Data excerpts
------

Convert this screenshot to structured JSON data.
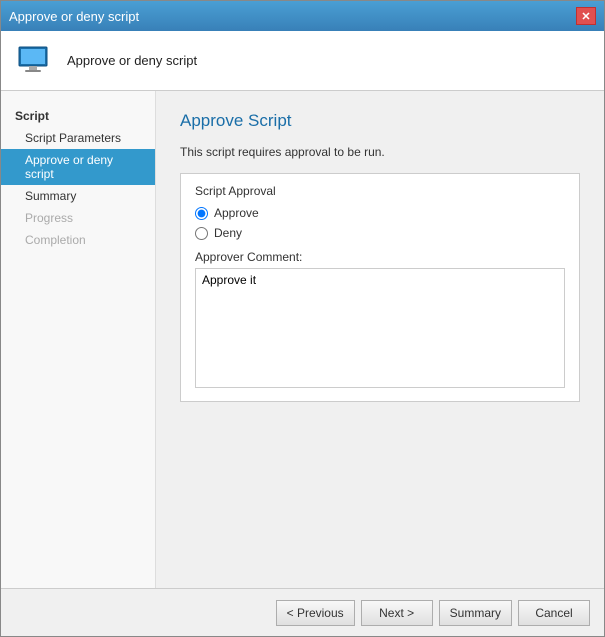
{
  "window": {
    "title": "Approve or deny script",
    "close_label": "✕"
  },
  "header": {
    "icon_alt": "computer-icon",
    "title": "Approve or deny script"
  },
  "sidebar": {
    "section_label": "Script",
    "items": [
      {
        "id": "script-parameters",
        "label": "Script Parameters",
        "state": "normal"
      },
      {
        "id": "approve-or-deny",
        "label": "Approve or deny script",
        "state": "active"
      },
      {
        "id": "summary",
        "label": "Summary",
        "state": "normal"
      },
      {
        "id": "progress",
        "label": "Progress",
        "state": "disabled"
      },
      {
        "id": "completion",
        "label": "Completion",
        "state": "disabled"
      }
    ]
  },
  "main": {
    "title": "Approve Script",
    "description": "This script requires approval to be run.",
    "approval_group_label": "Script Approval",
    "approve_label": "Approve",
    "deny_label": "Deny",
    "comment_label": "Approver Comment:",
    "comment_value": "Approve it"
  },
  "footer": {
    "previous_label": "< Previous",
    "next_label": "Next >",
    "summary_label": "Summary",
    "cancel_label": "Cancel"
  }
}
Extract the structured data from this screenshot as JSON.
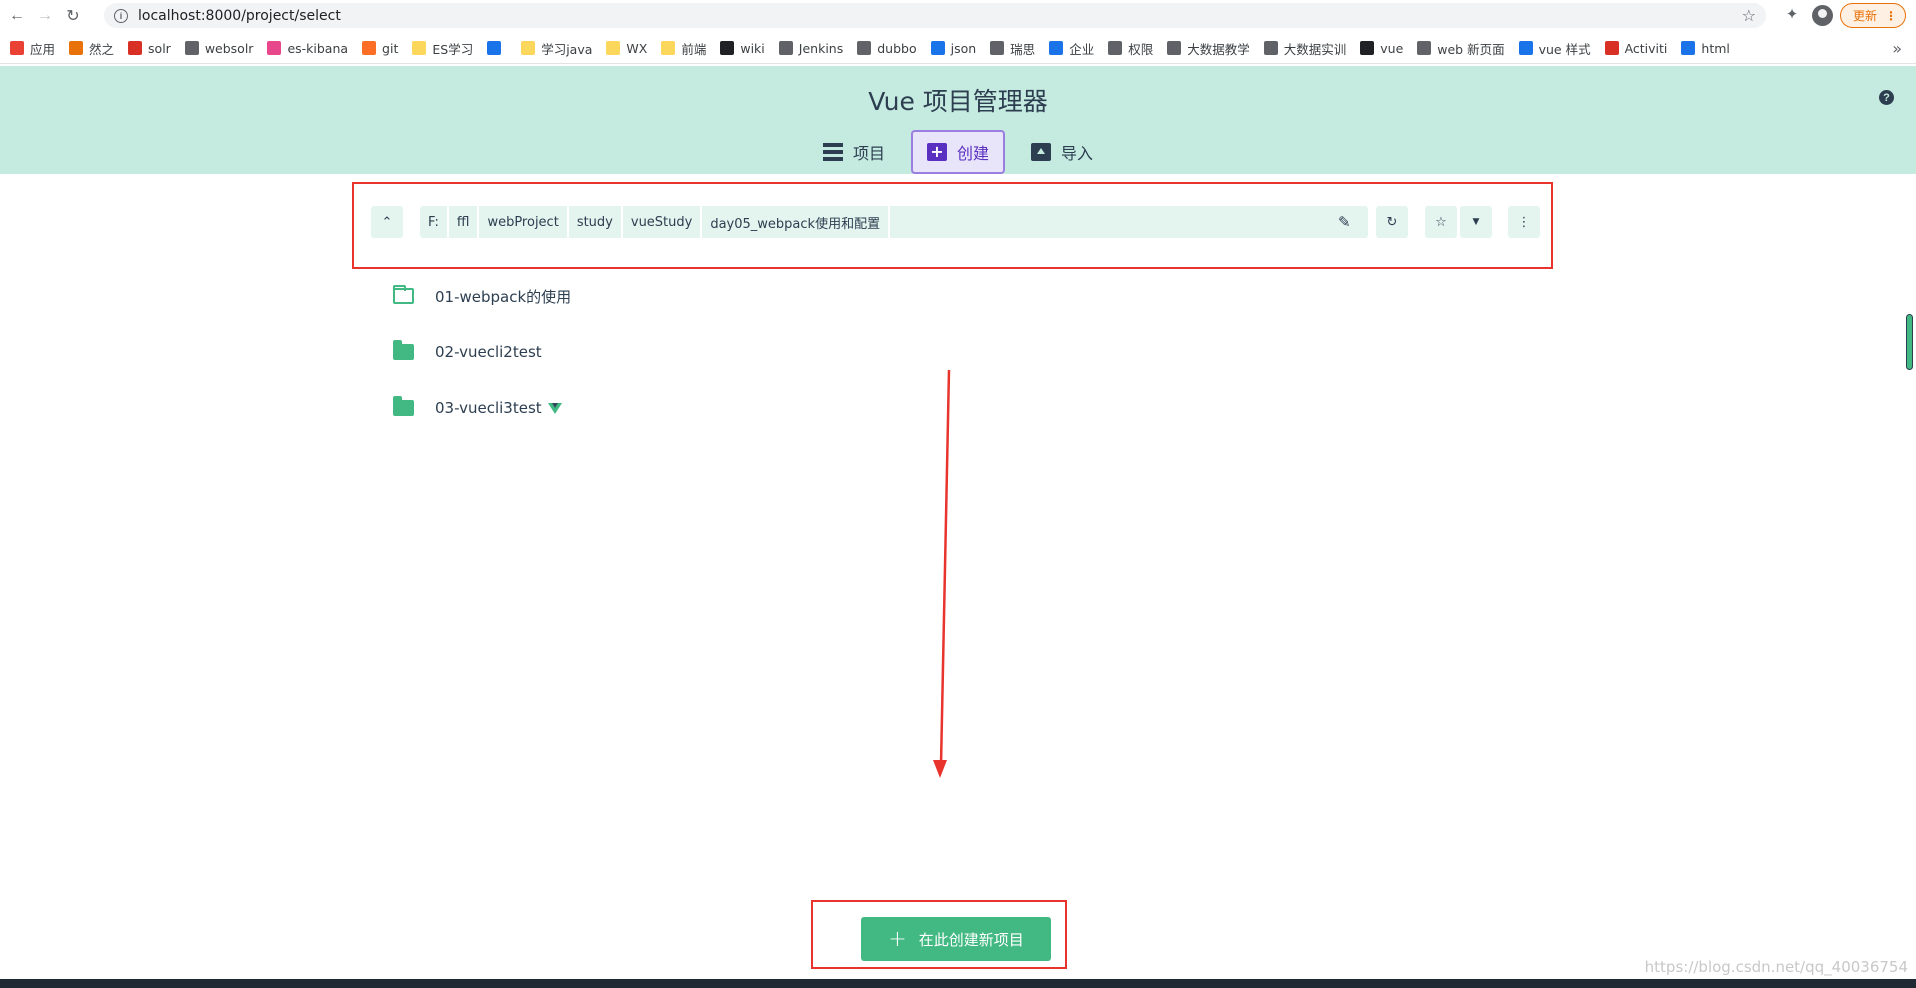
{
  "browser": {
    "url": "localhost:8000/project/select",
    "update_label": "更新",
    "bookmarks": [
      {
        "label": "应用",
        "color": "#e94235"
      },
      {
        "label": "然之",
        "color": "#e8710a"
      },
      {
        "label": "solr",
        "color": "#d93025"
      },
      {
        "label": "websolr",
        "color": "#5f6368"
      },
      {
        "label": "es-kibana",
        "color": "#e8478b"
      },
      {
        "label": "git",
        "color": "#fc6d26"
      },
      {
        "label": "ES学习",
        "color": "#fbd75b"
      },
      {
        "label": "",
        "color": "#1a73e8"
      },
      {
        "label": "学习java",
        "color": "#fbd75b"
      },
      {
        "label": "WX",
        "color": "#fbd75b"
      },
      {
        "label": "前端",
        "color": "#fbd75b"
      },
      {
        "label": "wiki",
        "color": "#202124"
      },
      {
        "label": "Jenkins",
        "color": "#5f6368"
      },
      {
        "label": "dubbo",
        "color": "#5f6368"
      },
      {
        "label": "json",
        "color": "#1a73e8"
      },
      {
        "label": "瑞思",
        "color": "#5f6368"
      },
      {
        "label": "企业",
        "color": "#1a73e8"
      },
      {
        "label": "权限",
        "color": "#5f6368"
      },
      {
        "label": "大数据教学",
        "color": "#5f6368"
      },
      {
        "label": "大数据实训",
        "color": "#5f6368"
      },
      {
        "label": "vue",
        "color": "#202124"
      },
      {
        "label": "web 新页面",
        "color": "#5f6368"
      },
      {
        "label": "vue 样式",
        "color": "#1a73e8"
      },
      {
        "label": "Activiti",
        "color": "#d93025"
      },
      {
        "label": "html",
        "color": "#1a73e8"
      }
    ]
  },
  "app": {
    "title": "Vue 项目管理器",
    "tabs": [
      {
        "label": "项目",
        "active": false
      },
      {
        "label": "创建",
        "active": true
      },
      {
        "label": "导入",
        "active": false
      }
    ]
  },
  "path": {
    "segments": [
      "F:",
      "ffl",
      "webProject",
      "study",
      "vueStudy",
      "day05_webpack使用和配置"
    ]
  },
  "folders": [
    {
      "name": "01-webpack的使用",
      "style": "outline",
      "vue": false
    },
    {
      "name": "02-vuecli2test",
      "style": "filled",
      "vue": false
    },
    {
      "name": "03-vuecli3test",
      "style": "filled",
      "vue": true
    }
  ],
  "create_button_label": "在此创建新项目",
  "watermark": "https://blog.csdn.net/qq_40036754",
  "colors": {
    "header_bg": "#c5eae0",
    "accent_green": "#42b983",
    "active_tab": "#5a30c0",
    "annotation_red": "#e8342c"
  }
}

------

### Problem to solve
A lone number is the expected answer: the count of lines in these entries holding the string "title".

### Your response
4